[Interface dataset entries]
* * * *

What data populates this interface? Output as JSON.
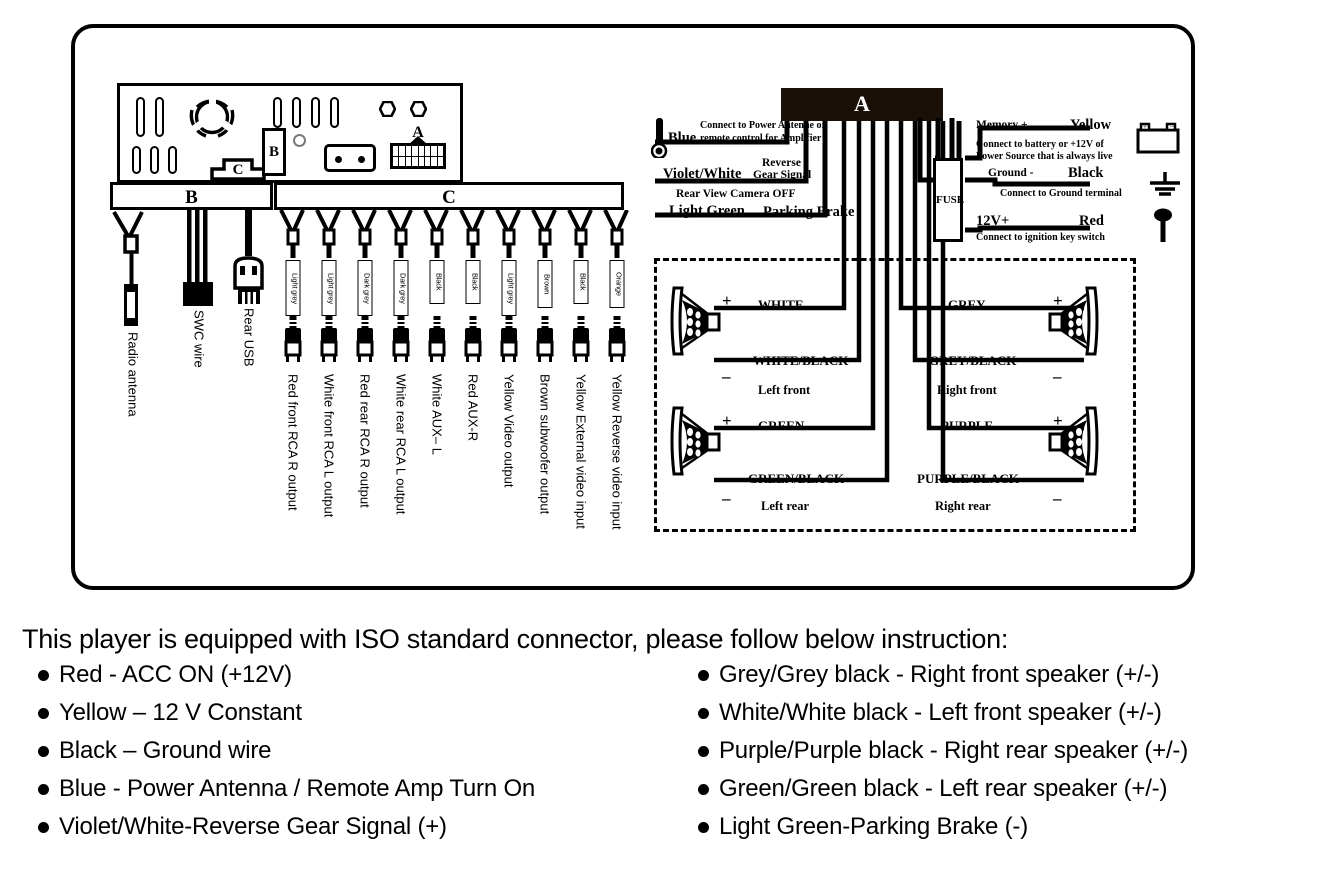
{
  "diagram": {
    "unit": {
      "connector_a_label": "A",
      "connector_b_label": "B",
      "connector_c_label": "C",
      "harness_b_label": "B",
      "harness_c_label": "C"
    },
    "b_cables": [
      {
        "name": "radio-antenna",
        "desc": "Radio antenna"
      },
      {
        "name": "swc-wire",
        "desc": "SWC wire"
      },
      {
        "name": "rear-usb",
        "desc": "Rear  USB"
      }
    ],
    "c_cables": [
      {
        "name": "red-front-rca-r",
        "tag": "Light grey",
        "desc": "Red  front RCA R output"
      },
      {
        "name": "white-front-rca-l",
        "tag": "Light grey",
        "desc": "White front RCA L output"
      },
      {
        "name": "red-rear-rca-r",
        "tag": "Dark grey",
        "desc": "Red  rear RCA R output"
      },
      {
        "name": "white-rear-rca-l",
        "tag": "Dark grey",
        "desc": "White rear RCA L output"
      },
      {
        "name": "aux-l",
        "tag": "Black",
        "desc": "White   AUX– L"
      },
      {
        "name": "aux-r",
        "tag": "Black",
        "desc": "Red   AUX-R"
      },
      {
        "name": "video-output",
        "tag": "Light grey",
        "desc": "Yellow Video output"
      },
      {
        "name": "subwoofer-output",
        "tag": "Brown",
        "desc": "Brown subwoofer output"
      },
      {
        "name": "external-video-input",
        "tag": "Black",
        "desc": "Yellow External video input"
      },
      {
        "name": "reverse-video-input",
        "tag": "Orange",
        "desc": "Yellow Reverse video input"
      }
    ],
    "connector_a": {
      "bar_label": "A",
      "fuse_label": "FUSE",
      "signals": [
        {
          "name": "blue-antenna-remote",
          "color": "Blue",
          "note_line1": "Connect to Power Antenne or",
          "note_line2": "remote control for Amplifier"
        },
        {
          "name": "violet-white-reverse",
          "color": "Violet/White",
          "func_line1": "Reverse",
          "func_line2": "Gear Signal",
          "note": "Rear View Camera OFF"
        },
        {
          "name": "light-green-parking",
          "color": "Light Green",
          "func": "Parking Brake"
        }
      ],
      "power": [
        {
          "name": "memory-plus",
          "left": "Memory +",
          "right": "Yellow",
          "note_line1": "Connect to battery or  +12V of",
          "note_line2": "Power Source that is always live"
        },
        {
          "name": "ground",
          "left": "Ground -",
          "right": "Black",
          "note_line1": "Connect to Ground terminal",
          "note_line2": ""
        },
        {
          "name": "acc-12v",
          "left": "12V+",
          "right": "Red",
          "note_line1": "Connect to ignition key switch",
          "note_line2": ""
        }
      ]
    },
    "speakers": [
      {
        "name": "left-front",
        "pos_wire": "WHITE",
        "neg_wire": "WHITE/BLACK",
        "position": "Left front",
        "plus": "+",
        "minus": "–"
      },
      {
        "name": "right-front",
        "pos_wire": "GREY",
        "neg_wire": "GREY/BLACK",
        "position": "Right front",
        "plus": "+",
        "minus": "–"
      },
      {
        "name": "left-rear",
        "pos_wire": "GREEN",
        "neg_wire": "GREEN/BLACK",
        "position": "Left rear",
        "plus": "+",
        "minus": "–"
      },
      {
        "name": "right-rear",
        "pos_wire": "PURPLE",
        "neg_wire": "PURPLE/BLACK",
        "position": "Right rear",
        "plus": "+",
        "minus": "–"
      }
    ]
  },
  "instructions": {
    "intro": "This player is equipped with ISO standard connector, please follow below instruction:",
    "left_items": [
      "Red - ACC ON (+12V)",
      "Yellow – 12 V Constant",
      "Black – Ground wire",
      "Blue - Power Antenna / Remote Amp Turn On",
      "Violet/White-Reverse Gear Signal (+)"
    ],
    "right_items": [
      "Grey/Grey black - Right front speaker (+/-)",
      "White/White black - Left front speaker (+/-)",
      "Purple/Purple black - Right rear speaker (+/-)",
      "Green/Green black - Left rear speaker (+/-)",
      "Light Green-Parking Brake (-)"
    ]
  },
  "colors": {
    "ink": "#000000",
    "paper": "#ffffff"
  }
}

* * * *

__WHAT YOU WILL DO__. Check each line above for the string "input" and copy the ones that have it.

__RESPONSE FOR THIS EXERCISE__.
        "name": "external-video-input",
        "desc": "Yellow External video input"
        "name": "reverse-video-input",
        "desc": "Yellow Reverse video input"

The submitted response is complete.